WIR: You have a forthcoming solo album and a world tour scheduled for next year. Do you still spend a lot of time overseas?
BH: That’s my bread and butter. When I thought my career was over after Screamin’ for My Supper, I had nowhere to go. The beautiful Jason Flom, who was heading Atlantic at that time, threw me a freebie and gave me a hundred grand to go and record Leave the Light On. No strings attached. He’s an awesome human being and he totally understands recovery. He has love for people who are struggling addicts. So we had a Number 2 with Leave the Light On in New Zealand. Didn’t get to tour, but we did the press and one TV spot. Then we booked The Paradiso in Holland and it sold out. It was so exciting that we decided to make a live DVD of our show there. We booked it again two months later and we filmed Live at The Paradiso. That, to me, out of anything I’ve ever done, was the best. It shows so much gratitude and joy for what we do. It was such a great experience. It was even above Kennedy Center. Things were turning around.
WIR: How do you feel women musicians are viewed today?
BH: I think they’re viewed as amazing. I know it’s a man’s world in terms of how the world is run and all that. Women have been coming up for a long time. Men have strengths that we don’t have and we have strengths they don’t have. There’s a beautiful blend between the two. But in music, I don’t think it’s ever been a man’s world. I think it all comes down to how you feel inside, you know. Maybe I’ll do one show dressed up like a guy, though. It might be fun.
WIR: What words do you have for aspiring female musicians?

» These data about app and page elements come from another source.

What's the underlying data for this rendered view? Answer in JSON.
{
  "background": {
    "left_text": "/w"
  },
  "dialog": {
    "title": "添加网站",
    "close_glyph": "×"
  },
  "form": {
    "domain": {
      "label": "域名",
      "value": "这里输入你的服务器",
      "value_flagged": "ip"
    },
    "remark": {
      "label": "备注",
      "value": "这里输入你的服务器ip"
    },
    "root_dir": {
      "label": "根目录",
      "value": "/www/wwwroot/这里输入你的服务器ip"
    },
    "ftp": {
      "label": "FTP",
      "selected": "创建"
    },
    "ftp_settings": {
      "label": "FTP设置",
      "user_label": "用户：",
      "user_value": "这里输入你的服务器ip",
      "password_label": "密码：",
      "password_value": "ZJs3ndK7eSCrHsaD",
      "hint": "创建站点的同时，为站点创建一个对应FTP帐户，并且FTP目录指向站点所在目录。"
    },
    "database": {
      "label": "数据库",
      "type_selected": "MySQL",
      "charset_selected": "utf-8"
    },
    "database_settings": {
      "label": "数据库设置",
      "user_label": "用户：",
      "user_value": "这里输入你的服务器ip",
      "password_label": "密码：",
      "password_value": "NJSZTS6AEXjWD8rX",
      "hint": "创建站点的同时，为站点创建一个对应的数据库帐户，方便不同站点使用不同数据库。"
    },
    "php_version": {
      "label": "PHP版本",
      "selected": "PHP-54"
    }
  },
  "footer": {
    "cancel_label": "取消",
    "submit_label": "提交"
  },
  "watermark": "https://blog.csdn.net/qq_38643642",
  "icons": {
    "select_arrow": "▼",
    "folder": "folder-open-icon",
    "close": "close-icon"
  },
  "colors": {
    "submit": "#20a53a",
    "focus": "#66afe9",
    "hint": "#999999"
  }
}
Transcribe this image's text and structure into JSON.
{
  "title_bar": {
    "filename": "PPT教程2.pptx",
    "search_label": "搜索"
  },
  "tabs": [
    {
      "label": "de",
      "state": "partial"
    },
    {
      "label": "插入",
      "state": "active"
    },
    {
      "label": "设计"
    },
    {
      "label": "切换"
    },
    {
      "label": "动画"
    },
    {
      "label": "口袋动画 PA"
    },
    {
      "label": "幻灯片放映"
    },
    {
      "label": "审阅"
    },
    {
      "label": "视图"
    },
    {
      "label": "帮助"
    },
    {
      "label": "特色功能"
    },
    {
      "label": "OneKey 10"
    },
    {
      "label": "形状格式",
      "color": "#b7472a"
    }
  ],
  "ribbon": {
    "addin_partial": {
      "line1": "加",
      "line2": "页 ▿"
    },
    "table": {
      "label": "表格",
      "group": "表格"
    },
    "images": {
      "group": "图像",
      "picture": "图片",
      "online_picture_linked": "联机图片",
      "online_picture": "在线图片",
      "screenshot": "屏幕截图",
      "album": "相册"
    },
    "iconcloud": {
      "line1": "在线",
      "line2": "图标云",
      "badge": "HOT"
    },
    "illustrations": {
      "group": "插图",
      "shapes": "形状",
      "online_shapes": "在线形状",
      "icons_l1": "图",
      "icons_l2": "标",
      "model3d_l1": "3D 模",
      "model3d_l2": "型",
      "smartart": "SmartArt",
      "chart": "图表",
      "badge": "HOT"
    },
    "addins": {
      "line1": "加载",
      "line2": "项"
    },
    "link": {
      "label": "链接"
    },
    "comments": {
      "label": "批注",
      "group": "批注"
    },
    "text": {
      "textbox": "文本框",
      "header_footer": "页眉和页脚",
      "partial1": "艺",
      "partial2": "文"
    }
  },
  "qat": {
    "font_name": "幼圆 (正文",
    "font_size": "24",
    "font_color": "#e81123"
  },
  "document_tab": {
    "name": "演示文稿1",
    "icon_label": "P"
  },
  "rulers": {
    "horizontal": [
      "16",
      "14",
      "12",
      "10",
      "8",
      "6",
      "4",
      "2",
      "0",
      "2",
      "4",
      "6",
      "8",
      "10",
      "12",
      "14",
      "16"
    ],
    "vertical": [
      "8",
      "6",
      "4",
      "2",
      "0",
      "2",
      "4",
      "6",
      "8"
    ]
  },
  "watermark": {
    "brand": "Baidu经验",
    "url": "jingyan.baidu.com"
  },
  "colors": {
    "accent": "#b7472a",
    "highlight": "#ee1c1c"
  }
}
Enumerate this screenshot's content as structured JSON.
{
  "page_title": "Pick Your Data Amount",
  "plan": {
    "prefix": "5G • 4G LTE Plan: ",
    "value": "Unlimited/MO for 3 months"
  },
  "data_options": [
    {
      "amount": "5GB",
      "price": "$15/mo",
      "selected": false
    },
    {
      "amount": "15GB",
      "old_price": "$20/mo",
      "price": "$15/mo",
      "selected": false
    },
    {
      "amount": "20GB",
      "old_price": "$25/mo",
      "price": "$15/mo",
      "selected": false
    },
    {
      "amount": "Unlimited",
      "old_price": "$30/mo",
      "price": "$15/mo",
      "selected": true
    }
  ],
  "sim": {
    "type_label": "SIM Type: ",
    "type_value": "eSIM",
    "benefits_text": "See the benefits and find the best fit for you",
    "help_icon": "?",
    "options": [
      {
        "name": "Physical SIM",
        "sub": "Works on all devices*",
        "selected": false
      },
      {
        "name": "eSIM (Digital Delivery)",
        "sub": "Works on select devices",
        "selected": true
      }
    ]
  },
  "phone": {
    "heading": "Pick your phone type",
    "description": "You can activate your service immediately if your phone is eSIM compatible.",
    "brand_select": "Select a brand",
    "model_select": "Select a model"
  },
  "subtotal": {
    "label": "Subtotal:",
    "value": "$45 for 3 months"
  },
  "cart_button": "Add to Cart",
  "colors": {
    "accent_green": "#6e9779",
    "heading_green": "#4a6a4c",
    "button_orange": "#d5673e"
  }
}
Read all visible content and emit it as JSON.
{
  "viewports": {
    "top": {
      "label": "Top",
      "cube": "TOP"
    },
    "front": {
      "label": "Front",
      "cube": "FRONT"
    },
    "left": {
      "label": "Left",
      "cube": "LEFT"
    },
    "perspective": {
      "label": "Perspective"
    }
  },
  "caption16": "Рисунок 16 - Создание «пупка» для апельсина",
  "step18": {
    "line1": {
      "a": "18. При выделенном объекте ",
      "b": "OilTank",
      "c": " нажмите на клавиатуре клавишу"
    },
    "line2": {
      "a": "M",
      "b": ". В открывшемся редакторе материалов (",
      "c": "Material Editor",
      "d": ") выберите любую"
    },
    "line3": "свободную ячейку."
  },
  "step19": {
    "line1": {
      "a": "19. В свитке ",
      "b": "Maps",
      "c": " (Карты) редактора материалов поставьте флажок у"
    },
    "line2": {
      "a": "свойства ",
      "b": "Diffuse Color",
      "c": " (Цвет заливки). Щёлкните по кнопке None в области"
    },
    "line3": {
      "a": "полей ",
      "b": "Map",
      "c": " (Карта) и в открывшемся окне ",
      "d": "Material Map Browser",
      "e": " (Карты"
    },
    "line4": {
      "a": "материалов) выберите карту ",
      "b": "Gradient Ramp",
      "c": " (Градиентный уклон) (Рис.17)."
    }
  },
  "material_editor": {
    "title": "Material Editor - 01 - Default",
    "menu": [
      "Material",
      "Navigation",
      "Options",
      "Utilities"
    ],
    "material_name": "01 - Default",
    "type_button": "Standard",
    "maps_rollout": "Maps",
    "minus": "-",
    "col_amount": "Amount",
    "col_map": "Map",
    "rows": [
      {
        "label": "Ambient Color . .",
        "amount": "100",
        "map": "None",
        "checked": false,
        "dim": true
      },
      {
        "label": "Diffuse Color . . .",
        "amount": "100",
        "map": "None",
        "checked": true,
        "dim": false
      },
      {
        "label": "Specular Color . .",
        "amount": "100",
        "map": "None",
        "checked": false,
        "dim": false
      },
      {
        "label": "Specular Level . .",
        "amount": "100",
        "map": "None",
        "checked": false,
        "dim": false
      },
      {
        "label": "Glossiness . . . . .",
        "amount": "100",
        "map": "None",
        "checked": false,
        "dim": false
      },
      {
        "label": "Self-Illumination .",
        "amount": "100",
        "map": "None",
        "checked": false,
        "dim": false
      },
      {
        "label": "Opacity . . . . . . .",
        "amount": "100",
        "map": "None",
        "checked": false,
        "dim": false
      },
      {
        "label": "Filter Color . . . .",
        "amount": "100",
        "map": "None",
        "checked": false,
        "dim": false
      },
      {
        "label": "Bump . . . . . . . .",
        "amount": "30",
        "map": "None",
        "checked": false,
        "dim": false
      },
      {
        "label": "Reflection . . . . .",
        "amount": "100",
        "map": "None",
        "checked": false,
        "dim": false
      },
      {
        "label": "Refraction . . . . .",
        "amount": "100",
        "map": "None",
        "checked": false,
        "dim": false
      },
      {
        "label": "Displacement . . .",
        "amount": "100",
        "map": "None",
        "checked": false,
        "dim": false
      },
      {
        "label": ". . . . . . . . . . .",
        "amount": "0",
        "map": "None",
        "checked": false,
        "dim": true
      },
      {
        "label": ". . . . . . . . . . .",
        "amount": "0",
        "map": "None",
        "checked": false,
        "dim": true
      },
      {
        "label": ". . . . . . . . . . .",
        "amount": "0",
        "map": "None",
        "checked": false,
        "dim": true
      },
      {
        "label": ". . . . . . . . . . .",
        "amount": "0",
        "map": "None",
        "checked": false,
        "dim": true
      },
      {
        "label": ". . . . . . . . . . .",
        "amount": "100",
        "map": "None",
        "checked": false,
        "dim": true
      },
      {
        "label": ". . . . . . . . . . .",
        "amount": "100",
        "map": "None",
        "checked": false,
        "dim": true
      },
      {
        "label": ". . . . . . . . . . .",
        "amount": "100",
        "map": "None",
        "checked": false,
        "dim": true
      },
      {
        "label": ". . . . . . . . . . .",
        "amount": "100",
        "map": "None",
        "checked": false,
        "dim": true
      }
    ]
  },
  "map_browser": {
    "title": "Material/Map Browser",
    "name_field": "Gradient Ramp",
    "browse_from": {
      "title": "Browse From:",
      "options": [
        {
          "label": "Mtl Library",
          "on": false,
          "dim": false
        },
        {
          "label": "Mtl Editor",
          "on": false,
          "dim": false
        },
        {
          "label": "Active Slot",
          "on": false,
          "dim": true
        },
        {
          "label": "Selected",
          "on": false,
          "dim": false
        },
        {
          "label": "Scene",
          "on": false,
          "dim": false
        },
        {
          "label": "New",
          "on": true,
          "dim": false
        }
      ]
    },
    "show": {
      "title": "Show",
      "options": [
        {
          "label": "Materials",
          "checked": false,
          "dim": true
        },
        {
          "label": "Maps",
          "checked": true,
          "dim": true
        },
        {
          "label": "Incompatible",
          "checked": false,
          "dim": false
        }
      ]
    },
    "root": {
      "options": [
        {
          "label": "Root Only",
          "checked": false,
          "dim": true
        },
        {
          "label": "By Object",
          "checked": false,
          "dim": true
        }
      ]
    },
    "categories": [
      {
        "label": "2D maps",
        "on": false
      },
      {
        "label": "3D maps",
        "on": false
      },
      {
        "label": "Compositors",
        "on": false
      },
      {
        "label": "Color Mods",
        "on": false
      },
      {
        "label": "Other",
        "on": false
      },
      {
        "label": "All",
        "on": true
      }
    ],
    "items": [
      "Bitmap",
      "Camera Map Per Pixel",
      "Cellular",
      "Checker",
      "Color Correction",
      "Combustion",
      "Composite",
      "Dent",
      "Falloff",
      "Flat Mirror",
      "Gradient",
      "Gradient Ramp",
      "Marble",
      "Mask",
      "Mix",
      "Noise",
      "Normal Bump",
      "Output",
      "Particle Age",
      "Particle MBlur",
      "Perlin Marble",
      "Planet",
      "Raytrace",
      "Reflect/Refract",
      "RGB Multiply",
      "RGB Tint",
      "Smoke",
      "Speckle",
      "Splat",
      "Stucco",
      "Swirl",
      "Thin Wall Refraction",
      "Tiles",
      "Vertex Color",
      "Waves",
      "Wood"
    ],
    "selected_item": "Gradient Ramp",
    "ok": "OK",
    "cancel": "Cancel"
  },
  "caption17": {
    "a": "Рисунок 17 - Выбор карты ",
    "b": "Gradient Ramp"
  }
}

BH: Don’t do this for fame or money. Do this because you really love it. The greatest success you can ever experience in this business is waking up in the morning and being really excited to get to work. It’s not always gonna treat you good, and there’s gonna be a lot of rejection, but do it because you can’t NOT do it. But don’t do it so your mom might call you up one day and say she’s really proud of you for being nominated for something. What keeps me going is that I don’t have that kind of magical career I thought of as a kid—a rock star with a ton of money. None of that ever happened for me, but I never quit. Never fucking quit. And that is something I can take all the way with me. When I’m 90 and I look back, I don’t have to say “what if”.